so you think through what are the dimensions of

the various matrices including W1, W2, Z1,

Z2, A1, A2 and so on and just make sure

that the dimensions of these matrix operations match up,

sometimes that will already eliminate quite a lot of bugs in back prop.

All right. This gives us the DZ1 and then finally,

just to wrap up DW1 and DB1,

we should write them here I guess,

but since I'm running of the space right on the right of the slight,

DW1 and DB1 are given by the following formulas.

This is going to be equal to the DZ1 times X transpose

and this is going to be equal to DZ.

You might notice a similarity between these equations and these equations,

which is really no coincidence because X

plays the role of A0 so X transpose is A0 transpose.

Those equations are actually very similar.

That gives a sense for how backpropagation is derived.

We have six key equations here for DZ2, DW2,

DB2, DZ1,DW1 and D1.

Let me just take these six equations and copy them over to the next slide.
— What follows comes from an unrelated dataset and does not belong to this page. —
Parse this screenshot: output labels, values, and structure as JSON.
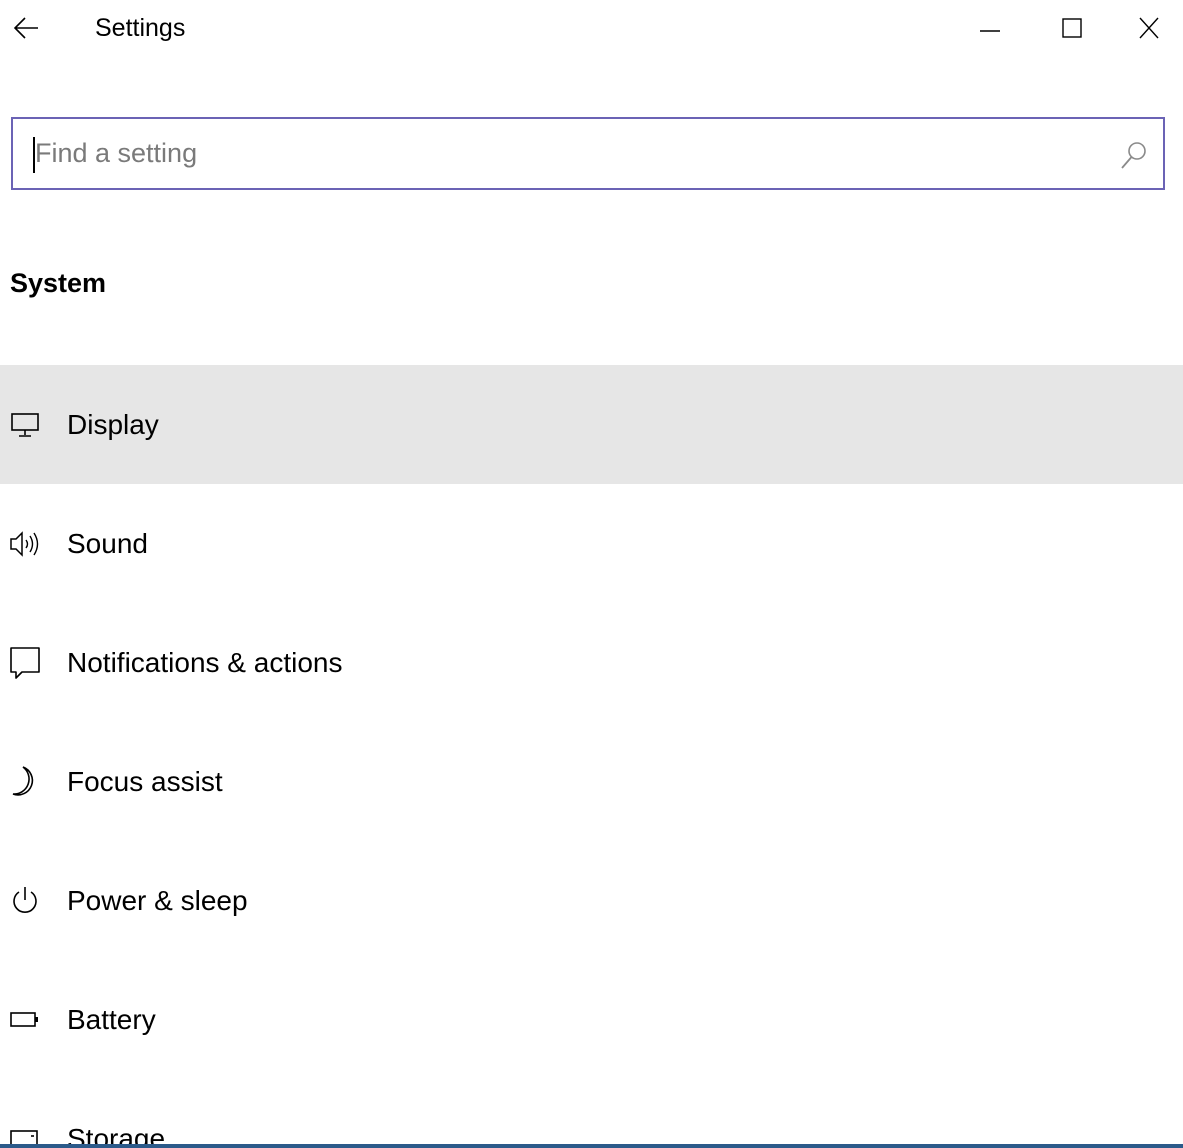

Here they are.

So far, we have to write backpropagation,

for if you are training on a single training example at the time,

but it should come as no surprise that rather than working on a single example at a time,
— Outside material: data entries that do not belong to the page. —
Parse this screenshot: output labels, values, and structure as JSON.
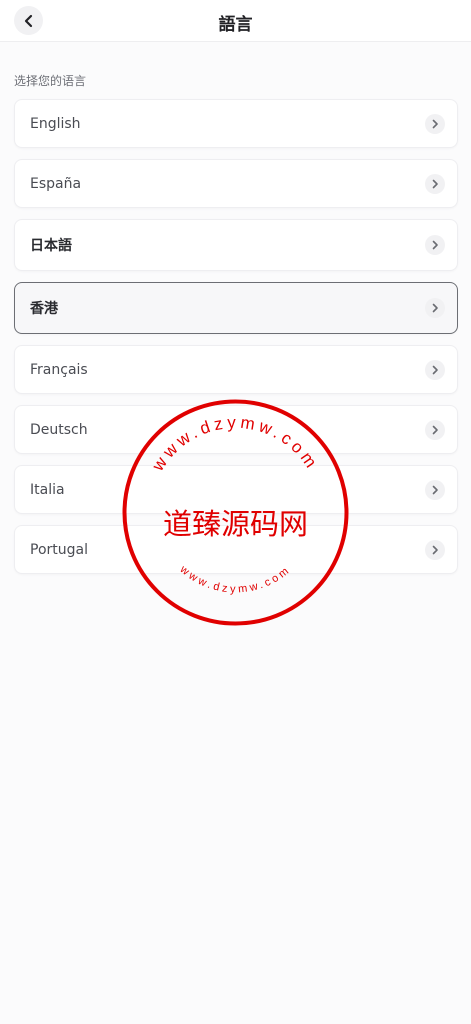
{
  "header": {
    "title": "語言",
    "back_icon": "chevron-left-icon"
  },
  "section_label": "选择您的语言",
  "languages": [
    {
      "label": "English"
    },
    {
      "label": "España"
    },
    {
      "label": "日本語"
    },
    {
      "label": "香港",
      "selected": true
    },
    {
      "label": "Français"
    },
    {
      "label": "Deutsch"
    },
    {
      "label": "Italia"
    },
    {
      "label": "Portugal"
    }
  ],
  "row_icon": "chevron-right-icon",
  "watermark": {
    "center_text": "道臻源码网",
    "ring_text": "www.dzymw.com",
    "color": "#e00000"
  },
  "colors": {
    "background": "#fbfbfc",
    "selected_border": "#6c6e74"
  }
}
we would like to vectorize across different training examples.

We remember that for propagation,

when we're operating on one example at a time,
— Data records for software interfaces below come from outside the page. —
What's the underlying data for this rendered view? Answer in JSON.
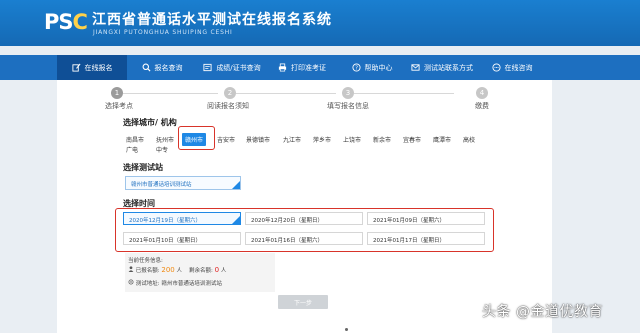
{
  "header": {
    "logo": "PSC",
    "title": "江西省普通话水平测试在线报名系统",
    "subtitle": "JIANGXI PUTONGHUA SHUIPING CESHI"
  },
  "nav": {
    "items": [
      {
        "label": "在线报名",
        "icon": "edit-icon",
        "active": true
      },
      {
        "label": "报名查询",
        "icon": "search-icon",
        "active": false
      },
      {
        "label": "成绩/证书查询",
        "icon": "certificate-icon",
        "active": false
      },
      {
        "label": "打印准考证",
        "icon": "printer-icon",
        "active": false
      },
      {
        "label": "帮助中心",
        "icon": "help-icon",
        "active": false
      },
      {
        "label": "测试站联系方式",
        "icon": "contact-icon",
        "active": false
      },
      {
        "label": "在线咨询",
        "icon": "chat-icon",
        "active": false
      }
    ]
  },
  "steps": [
    {
      "num": "1",
      "label": "选择考点"
    },
    {
      "num": "2",
      "label": "阅读报名须知"
    },
    {
      "num": "3",
      "label": "填写报名信息"
    },
    {
      "num": "4",
      "label": "缴费"
    }
  ],
  "city_section": {
    "title": "选择城市/ 机构",
    "cities": [
      "南昌市",
      "抚州市",
      "赣州市",
      "吉安市",
      "景德镇市",
      "九江市",
      "萍乡市",
      "上饶市",
      "新余市",
      "宜春市",
      "鹰潭市",
      "高校",
      "广电",
      "中专"
    ],
    "selected": "赣州市"
  },
  "station_section": {
    "title": "选择测试站",
    "selected_station": "赣州市普通话培训测试站"
  },
  "time_section": {
    "title": "选择时间",
    "times": [
      "2020年12月19日（星期六）",
      "2020年12月20日（星期日）",
      "2021年01月09日（星期六）",
      "2021年01月10日（星期日）",
      "2021年01月16日（星期六）",
      "2021年01月17日（星期日）"
    ],
    "selected": "2020年12月19日（星期六）"
  },
  "info": {
    "heading": "当前任务信息:",
    "registered_label": "已报名额:",
    "registered_value": "200",
    "registered_unit": "人",
    "remaining_label": "剩余名额:",
    "remaining_value": "0",
    "remaining_unit": "人",
    "address_label": "测试地址:",
    "address_value": "赣州市普通话培训测试站"
  },
  "next_button": "下一步",
  "watermark": "头条 @金道优教育",
  "colors": {
    "header_blue": "#1a7fd0",
    "nav_blue": "#1d6fc0",
    "nav_active": "#0f4f96",
    "accent_blue": "#1e88e5",
    "highlight_red": "#d8342a",
    "orange": "#f08a12",
    "red": "#e02020"
  }
}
we had equations like this as was say A1=G1 of Z1.

In order to vectorize,

we took say the Zs and stacked them up in

columns like this onto Z1M and call this capital Z.

Then we found that by stacking things up in columns

and defining the capital uppercase version of this,

we then just had Z1=W1 X + B

and A1=G1 of Z1, right?

We define the notation very carefully in this course to make sure that

stacking examples into different columns of a matrix makes all this work out.

It turns out that if you go through the math carefully,

the same trick also works for backpropagation so the vectorize equations are as follows.

First, if you take these DZs for different training examples and stack

them as the different columns of a matrix and the same for this and the same for this,

then this is the vectorize implementation and then here's the definition for,

or here's how you can compute DW2.

There is this extra 1/M because the cost function J is

this 1/M of sum for Y = one through M of the losses.

When computing the riveters,

we have that extra 1/M term just as we did when we were

computing the wait up days for the logistic regression.

That's the update you get for DB2.

Again, some of the DZs and then with a 1/M and then DZ1 is computed as follows.

Once again, this is an element Y's product only whereas previously,

we saw on the previous slide that this was an N1 by one dimensional vector.

Now, this is a N1 by M dimensional matrix.

Both of these are also N1 by M dimensional.

That's why that asterisk is element Y's product and then finally,

the remaining two updates.

Perhaps it shouldn't look too surprising.

I hope that gives you some intuition for how the backpropagation algorithm is derived.

In all of machine learning,

I think the derivation of the backpropagation algorithm

is actually one of the most complicated pieces of math I've seen,

and it requires knowing both linear algebra as well as

the derivative of matrices to re-derive it from scratch from first principles.

If you are an expert in matrix calculus,

using this process, you might prove the derivative algorithm yourself,

but I think there are actually plenty of deep learning practitioners

that have seen the derivation at about the level you've

seen in this video and are already able to have

all the very intuitions and be able to implement this algorithm very effectively.

If you are an expert in calculus,

do see if you can derive the whole thing from scratch.

It is one of the very hardest pieces of math.

One of the very hardest derivations that I've seen in all of machine learning.

Either way, if you implement this,

this will work and I think you have enough intuitions to tune and get it to work.

There's just one last detail I want to

share with you before you implement your neural network,

which is how to initialize the weights of your neural network.

It turns out that initializing your parameters,

not to zero but randomly,

turns out to be very important for training your neural network.

In the next video, you'll see why.